Avoiding Tooth Decay From Sippy Cups

While research shows that teeth problems can occur from prolonged bottle use in babies and toddlers, there are still certain precautions that must be taken when transitioning to formula in sippy cup.

Toddler with tooth ache

Most importantly, ensure that your child only ever drinks from the sippy cup at mealtimes and doesn't get into the habit of walking around with a semi-full sippy cup of formula.

If your child gets into the habit of sipping formula throughout the day, they may come to rely on the sippy cup for comfort - in place of a thumb or pacifier. The ensure this doesn't occur, treat the sippy cup like a plate of food.

Just as you don't walk around your house nibbling from a plate of food all day long, ensure that your child doesn't fall into a similar habit. Meals should take place at the table, and only when your child is hungry. Ensure an adequately balanced meal containing plenty of vegetables for your child .

When your child leaves the table, the meal is over and any remaining formula in the sippy cup must be thrown away.

If you've loved the infant stage - or if this is your last baby - you may feel reluctant to move away from bottle feeding.

However, once your baby is at least six months old and able to confidently sit up in a high-chair, the time has come to introduce formula in sippy cup.

Not only will early cup transitioning help to prevent dental and speech problems often associated with prolonged bottle use, but tackling this important developmental task when your child is still a baby will prevent what could become a battle of wills during the stubborn and determined toddler years ahead.

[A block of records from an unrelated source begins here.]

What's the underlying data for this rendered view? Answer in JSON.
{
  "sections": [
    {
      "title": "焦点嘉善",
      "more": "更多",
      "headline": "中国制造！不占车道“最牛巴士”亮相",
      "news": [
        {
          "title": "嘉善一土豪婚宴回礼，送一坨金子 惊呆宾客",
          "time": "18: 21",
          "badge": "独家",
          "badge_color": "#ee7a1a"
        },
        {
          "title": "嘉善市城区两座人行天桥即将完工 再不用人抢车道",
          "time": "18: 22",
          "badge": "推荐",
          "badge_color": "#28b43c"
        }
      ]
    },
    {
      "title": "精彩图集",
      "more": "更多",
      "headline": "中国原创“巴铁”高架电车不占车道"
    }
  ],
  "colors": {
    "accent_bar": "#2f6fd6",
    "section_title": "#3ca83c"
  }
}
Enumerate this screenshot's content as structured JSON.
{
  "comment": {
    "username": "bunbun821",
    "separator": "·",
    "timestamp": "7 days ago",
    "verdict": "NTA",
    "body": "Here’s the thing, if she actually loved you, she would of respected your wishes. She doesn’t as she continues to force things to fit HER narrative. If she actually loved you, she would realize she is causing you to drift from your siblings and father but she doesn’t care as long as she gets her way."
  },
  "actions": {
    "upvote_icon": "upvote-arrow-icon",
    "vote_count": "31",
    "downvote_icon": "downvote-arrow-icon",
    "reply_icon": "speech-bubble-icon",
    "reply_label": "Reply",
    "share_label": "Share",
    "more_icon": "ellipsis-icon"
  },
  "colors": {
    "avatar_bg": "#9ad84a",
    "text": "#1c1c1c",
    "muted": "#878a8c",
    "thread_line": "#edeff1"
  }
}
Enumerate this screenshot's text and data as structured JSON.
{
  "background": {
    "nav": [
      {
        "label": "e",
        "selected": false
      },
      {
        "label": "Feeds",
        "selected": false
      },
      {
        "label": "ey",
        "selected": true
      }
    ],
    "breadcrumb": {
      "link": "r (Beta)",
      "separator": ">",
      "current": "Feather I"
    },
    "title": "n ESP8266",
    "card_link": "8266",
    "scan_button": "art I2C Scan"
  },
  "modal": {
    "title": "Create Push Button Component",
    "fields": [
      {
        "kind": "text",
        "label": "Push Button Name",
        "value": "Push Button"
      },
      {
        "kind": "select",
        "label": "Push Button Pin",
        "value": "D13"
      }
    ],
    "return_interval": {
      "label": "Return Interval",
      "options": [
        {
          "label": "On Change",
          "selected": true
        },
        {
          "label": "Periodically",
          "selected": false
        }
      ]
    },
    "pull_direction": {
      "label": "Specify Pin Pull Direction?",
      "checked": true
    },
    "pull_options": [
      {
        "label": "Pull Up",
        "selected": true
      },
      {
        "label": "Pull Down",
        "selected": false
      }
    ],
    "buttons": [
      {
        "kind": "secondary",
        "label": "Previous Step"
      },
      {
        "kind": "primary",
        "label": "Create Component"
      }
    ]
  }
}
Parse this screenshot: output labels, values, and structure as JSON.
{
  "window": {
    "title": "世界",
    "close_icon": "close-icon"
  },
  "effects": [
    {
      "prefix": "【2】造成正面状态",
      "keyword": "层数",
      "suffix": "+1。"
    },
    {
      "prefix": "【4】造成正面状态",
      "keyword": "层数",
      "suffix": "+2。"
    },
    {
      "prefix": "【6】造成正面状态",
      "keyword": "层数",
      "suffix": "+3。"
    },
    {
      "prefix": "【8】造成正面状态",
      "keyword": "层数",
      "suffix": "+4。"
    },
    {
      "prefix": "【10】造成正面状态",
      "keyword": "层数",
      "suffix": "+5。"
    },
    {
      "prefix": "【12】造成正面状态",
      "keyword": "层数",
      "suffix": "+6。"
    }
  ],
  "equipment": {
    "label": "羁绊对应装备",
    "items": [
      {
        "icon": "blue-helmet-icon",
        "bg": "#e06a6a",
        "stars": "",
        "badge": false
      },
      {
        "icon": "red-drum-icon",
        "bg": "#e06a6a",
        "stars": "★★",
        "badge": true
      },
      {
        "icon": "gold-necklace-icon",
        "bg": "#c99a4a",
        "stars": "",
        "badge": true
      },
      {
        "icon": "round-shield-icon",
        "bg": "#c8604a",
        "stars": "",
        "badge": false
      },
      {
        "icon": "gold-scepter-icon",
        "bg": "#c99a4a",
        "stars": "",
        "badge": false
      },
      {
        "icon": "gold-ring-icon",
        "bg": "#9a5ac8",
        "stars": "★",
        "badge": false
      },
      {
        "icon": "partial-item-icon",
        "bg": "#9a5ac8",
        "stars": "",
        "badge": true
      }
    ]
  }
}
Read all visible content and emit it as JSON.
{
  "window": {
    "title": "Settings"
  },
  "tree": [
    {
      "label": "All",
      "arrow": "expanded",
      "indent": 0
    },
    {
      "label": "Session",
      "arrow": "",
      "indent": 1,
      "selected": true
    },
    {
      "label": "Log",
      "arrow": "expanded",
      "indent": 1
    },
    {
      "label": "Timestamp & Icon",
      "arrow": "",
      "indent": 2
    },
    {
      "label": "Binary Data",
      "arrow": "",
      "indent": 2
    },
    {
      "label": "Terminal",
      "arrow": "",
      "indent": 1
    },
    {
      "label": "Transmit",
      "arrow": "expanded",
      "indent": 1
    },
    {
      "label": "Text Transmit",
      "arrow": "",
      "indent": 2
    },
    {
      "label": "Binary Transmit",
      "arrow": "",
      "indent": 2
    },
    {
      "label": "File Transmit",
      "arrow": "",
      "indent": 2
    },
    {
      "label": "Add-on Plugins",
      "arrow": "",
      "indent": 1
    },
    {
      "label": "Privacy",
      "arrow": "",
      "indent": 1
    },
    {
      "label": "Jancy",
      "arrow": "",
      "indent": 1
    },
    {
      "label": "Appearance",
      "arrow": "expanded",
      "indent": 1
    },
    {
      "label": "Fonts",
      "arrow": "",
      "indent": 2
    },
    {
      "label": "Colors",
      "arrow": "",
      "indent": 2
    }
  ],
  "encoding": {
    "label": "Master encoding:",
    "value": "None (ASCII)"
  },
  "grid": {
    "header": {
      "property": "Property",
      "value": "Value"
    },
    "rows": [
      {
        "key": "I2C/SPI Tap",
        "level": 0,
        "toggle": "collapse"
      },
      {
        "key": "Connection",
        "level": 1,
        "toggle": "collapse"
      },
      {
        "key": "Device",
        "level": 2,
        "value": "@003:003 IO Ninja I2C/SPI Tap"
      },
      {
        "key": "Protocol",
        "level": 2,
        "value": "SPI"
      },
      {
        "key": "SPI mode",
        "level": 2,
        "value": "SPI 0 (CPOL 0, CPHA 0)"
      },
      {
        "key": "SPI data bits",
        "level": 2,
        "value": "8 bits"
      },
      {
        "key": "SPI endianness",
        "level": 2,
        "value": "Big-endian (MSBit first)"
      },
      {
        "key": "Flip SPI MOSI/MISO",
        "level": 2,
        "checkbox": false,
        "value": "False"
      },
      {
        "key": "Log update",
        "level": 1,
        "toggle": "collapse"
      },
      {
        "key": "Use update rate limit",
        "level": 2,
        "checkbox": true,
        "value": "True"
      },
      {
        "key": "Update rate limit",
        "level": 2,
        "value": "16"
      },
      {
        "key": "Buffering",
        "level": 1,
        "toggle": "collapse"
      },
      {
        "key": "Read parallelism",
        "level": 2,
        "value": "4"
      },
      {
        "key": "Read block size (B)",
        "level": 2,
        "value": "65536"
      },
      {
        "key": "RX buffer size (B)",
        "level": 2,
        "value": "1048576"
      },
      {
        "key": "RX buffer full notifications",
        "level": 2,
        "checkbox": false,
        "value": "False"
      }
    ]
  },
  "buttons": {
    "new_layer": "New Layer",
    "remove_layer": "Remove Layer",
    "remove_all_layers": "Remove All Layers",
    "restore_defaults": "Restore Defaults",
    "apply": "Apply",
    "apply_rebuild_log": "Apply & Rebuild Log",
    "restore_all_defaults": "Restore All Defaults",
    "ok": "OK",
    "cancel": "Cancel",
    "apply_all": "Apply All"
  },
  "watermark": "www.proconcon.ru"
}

With general advice being that babies should be completely weaned from the bottle by their first birthday, the earlier you start sippy cup usage, the easier this stage will be for everyone.